[Page and application data records]
________________________________________
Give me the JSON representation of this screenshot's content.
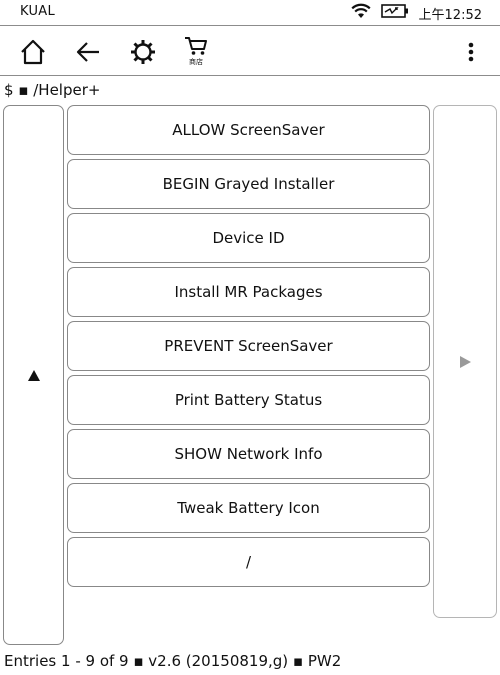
{
  "status_bar": {
    "app_title": "KUAL",
    "time": "上午12:52",
    "icons": [
      "wifi-icon",
      "battery-charging-icon"
    ]
  },
  "toolbar": {
    "icons": [
      "home-icon",
      "back-arrow-icon",
      "settings-gear-icon",
      "store-cart-icon"
    ],
    "store_label": "商店",
    "menu_icon": "more-vertical-icon"
  },
  "path": "$ ▪ /Helper+",
  "menu": {
    "items": [
      {
        "label": "ALLOW ScreenSaver"
      },
      {
        "label": "BEGIN Grayed Installer"
      },
      {
        "label": "Device ID"
      },
      {
        "label": "Install MR Packages"
      },
      {
        "label": "PREVENT ScreenSaver"
      },
      {
        "label": "Print Battery Status"
      },
      {
        "label": "SHOW Network Info"
      },
      {
        "label": "Tweak Battery Icon"
      },
      {
        "label": "/"
      }
    ]
  },
  "nav": {
    "prev_icon": "up-triangle-icon",
    "next_icon": "right-triangle-icon"
  },
  "footer": "Entries 1 - 9 of 9 ▪ v2.6 (20150819,g) ▪ PW2",
  "colors": {
    "border": "#888888",
    "text": "#111111",
    "disabled": "#9a9a9a"
  }
}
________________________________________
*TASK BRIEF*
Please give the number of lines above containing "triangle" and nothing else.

*RESPONSE TO THIS EXERCISE*
2